Our team recently concluded a complex client deal with a major celebrity chef, that chef’s production company, and a major TV network. The program constitutes a year-long promotion and includes on-air product integration, off-air licensing, retail executions, online/mobile elements, and regional field ‘activations.’ As with any personal endorsement contract there were a number of sticky areas that we had to, well, unstick.
The program was initially a tough client sell because the brand in question had never seen a deal like this before. The client had no idea what the costs would be to have its product featured on a hit network show without smoothing the way by buying advertising. Apart from the cost, the client wondered about the value for its
money. How much airtime would it really get? Could the show’s characters hold the product and say nice things about it? How many tickets to the finale would the client get? And could the client’s CMO appear on camera? Oh yeah, one more thing: Tell us again – just what is this program’s ROI?
The client also balked initially at some of the talent requirements, not the least of which was the exorbitant fee, the limited amount of ‘face time’ with the celeb, and, oh yes, those 42 cases of wine. With so many players in the mix, we also had to be extra alert so that our client’s brand would always be well represented.
While it is deceptively easy to get all caught up in the excitement and drama of a tie-in with a high-profile property or celebrity, the key to success is to staying focused on the client’s objectives and making sure you get everything you want out of the deal.
To achieve just that, our team has synthesized a five-step process called A.G.E.N.T. This process ensures that each of our clients ends up with a deal that they can leverage to make a real marketplace impact. A.G.E.N.T. works like this:
1. Assess. Go into the program with your eyes open. Know what you need from the property or partners to ‘activate’ the program. Ascertain what they may have done in the past – this is where experience really pays off. Plan for the worst-case scenario, i.e., in terms of costs. Finally, set realistic expectations with the client.
2. Gives & Gets. Be crystal clear both in what you are offering and what you expect in return. Wherever possible, monetize the value; this will aid in negotiating an exchange of assets. I have learned that a clear proposal and statement embracing these elements will, in the end, save everyone a lot of time and money.
3. Evaluate. What are the deal breakers?
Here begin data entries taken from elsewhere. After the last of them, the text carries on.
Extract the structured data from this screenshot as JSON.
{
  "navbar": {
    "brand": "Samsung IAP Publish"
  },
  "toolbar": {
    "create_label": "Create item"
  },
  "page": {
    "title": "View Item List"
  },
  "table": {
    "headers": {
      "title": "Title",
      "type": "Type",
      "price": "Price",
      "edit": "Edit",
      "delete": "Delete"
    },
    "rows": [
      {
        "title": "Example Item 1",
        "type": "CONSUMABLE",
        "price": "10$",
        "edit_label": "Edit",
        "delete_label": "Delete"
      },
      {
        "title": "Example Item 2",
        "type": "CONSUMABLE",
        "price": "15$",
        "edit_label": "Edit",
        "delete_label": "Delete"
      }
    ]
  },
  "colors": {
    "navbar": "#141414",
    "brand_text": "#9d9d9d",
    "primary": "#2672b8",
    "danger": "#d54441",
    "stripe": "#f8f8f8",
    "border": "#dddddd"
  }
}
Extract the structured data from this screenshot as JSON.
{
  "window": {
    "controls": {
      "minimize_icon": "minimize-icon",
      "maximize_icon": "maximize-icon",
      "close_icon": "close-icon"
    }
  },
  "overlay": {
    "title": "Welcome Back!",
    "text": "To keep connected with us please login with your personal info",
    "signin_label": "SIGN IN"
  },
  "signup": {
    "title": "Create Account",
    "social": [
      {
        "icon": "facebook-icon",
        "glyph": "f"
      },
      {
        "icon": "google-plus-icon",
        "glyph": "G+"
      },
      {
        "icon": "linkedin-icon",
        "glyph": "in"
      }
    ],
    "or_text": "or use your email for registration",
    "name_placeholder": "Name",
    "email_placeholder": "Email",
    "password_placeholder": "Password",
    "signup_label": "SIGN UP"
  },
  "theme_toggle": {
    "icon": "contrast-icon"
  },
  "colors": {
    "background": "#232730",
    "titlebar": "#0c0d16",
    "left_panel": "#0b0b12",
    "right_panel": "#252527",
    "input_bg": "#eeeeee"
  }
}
Where can you be flexible? You have to know these so that you can negotiate properly. It is important that everyone agrees on these key points.
4. Negotiate. You may not agree, but I think this is the fun part. It’s simple: Be clear, be firm, and go for it. Remember that you’ll never receive without asking and you will be surprised at how well it works. Everyone can come out a winner but know that there will be compromises in the process. Just be sure you get
everything you need. That’s the bottom line.
5. Triumph. You just landed the property, saved some money, and got a few unexpected deal points that you never thought they would go for. It’s time to celebrate by proving that ROI in sales results.
Have a personality or property deal story to tell? Love to hear from you – and of course we’d all appreciate learning from your experience. Send me your comments. Thanks!
The Game Changer • Los Angeles • www.catapultmarketing.com